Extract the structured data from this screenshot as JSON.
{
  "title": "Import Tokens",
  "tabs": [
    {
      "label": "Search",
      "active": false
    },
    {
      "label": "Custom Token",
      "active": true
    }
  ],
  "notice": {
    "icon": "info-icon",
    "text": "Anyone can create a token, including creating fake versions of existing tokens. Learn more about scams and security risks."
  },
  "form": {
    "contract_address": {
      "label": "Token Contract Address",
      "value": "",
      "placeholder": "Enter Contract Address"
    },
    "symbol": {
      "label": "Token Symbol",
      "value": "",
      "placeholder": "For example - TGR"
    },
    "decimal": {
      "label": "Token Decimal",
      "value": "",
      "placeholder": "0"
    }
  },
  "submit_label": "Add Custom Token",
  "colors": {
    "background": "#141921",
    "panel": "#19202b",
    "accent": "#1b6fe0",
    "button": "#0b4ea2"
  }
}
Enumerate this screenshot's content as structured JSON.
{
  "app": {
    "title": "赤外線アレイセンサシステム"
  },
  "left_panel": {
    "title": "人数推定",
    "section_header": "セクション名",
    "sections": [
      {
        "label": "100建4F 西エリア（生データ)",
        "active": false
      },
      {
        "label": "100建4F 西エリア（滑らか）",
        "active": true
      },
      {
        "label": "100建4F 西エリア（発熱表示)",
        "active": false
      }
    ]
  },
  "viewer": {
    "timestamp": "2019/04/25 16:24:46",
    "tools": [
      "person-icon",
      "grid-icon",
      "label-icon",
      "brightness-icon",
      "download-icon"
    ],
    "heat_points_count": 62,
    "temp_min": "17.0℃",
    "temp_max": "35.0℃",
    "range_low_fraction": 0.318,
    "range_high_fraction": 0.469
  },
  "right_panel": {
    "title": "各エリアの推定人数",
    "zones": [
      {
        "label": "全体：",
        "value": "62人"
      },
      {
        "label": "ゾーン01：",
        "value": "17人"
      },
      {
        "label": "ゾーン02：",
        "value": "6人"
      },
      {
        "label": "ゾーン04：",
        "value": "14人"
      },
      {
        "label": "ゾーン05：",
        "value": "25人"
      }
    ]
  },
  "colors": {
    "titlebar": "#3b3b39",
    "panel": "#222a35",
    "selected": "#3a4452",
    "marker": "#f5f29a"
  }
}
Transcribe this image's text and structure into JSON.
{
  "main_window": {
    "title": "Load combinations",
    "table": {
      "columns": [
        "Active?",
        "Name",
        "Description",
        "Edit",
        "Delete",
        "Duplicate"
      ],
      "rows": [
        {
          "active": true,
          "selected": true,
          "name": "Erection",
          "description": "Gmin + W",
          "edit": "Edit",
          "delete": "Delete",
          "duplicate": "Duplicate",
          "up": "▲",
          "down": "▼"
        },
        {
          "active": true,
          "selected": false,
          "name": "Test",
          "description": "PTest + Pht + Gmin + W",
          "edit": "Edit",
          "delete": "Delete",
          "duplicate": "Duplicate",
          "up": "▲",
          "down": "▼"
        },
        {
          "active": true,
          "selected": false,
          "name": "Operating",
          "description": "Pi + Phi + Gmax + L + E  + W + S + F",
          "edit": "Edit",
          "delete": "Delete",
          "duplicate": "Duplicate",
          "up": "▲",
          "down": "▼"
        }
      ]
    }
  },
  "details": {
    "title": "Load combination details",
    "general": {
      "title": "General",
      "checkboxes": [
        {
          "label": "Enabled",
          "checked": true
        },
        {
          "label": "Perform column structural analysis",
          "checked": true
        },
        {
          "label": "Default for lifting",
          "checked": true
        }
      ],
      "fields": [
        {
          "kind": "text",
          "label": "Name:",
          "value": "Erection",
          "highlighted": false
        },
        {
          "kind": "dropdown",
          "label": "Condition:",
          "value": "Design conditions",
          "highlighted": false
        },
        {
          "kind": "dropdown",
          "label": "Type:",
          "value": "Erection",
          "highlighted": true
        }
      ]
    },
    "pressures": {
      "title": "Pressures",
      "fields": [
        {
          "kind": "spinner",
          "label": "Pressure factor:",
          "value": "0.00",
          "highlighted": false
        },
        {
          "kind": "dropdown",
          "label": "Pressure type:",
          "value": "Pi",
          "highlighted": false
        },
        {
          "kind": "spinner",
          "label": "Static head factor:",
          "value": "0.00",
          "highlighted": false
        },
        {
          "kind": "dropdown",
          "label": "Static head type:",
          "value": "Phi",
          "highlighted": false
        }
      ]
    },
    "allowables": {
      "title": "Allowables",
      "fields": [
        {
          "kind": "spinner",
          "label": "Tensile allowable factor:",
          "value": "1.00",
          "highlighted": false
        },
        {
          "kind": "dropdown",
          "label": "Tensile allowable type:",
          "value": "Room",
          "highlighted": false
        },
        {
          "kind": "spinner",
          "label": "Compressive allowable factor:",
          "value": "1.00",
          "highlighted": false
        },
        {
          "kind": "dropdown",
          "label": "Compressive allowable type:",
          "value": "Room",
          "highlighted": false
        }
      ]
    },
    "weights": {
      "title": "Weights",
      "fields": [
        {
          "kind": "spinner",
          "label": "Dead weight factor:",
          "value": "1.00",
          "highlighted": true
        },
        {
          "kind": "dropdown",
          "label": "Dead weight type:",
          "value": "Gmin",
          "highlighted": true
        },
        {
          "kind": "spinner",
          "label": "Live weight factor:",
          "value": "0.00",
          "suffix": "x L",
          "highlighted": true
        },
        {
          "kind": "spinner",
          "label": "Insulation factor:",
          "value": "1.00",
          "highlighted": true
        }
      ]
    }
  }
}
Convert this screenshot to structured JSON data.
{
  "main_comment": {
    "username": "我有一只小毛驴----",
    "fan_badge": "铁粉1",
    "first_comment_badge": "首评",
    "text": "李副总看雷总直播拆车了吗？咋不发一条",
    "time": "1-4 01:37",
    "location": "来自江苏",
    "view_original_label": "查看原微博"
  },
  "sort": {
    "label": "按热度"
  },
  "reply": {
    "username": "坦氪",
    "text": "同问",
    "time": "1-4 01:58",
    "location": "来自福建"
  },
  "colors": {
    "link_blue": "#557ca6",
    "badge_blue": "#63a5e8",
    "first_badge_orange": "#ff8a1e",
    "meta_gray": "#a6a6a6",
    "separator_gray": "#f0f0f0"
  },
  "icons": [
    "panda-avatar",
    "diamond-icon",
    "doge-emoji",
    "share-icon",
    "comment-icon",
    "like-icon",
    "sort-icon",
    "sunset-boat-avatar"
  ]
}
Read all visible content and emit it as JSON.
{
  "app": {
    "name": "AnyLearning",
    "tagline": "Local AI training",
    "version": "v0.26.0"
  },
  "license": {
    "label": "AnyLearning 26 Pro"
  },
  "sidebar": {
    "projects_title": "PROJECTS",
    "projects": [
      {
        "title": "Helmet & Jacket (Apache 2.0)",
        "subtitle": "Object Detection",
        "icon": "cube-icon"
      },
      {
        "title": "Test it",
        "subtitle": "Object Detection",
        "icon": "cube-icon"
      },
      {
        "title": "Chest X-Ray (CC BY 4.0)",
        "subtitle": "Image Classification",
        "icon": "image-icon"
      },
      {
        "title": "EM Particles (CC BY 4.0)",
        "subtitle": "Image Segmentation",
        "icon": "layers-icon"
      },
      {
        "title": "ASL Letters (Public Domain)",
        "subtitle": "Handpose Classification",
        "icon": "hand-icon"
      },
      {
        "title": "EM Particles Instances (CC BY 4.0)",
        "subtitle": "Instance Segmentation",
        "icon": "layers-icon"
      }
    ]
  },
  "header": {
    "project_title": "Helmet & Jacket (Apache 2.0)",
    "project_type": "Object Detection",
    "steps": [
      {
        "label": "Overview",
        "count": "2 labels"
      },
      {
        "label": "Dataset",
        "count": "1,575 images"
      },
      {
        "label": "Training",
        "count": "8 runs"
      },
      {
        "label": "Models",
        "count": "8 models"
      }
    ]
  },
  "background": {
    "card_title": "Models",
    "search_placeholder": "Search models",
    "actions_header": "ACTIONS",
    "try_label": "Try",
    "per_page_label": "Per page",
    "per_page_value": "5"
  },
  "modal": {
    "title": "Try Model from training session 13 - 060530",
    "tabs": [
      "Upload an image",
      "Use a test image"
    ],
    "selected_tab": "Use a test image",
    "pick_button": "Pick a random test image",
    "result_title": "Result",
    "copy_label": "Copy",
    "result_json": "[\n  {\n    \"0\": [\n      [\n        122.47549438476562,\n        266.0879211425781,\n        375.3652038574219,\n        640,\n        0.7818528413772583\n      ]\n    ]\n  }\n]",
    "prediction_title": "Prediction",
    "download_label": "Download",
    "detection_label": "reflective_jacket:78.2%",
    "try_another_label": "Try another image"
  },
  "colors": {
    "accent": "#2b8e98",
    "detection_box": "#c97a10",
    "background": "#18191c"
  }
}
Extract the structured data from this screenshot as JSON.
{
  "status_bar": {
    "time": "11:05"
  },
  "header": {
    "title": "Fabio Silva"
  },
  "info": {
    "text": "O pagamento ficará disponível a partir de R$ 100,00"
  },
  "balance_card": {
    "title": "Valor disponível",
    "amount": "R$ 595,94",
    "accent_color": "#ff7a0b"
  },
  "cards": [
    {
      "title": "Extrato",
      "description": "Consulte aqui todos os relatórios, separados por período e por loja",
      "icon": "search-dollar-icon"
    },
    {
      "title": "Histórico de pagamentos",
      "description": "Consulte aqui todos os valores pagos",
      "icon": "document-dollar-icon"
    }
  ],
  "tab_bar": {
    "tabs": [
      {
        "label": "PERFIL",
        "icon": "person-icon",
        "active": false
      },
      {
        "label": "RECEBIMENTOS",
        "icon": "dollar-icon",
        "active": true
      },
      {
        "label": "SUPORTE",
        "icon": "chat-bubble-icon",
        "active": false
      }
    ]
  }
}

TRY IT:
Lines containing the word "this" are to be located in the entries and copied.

RESULT OF THE TASK:
Extract the structured data from this screenshot as JSON.
Enumerate this screenshot's content as structured JSON.
Transcribe this image's text and structure into JSON.
Convert this screenshot to structured JSON data.
Extract the structured data from this screenshot as JSON.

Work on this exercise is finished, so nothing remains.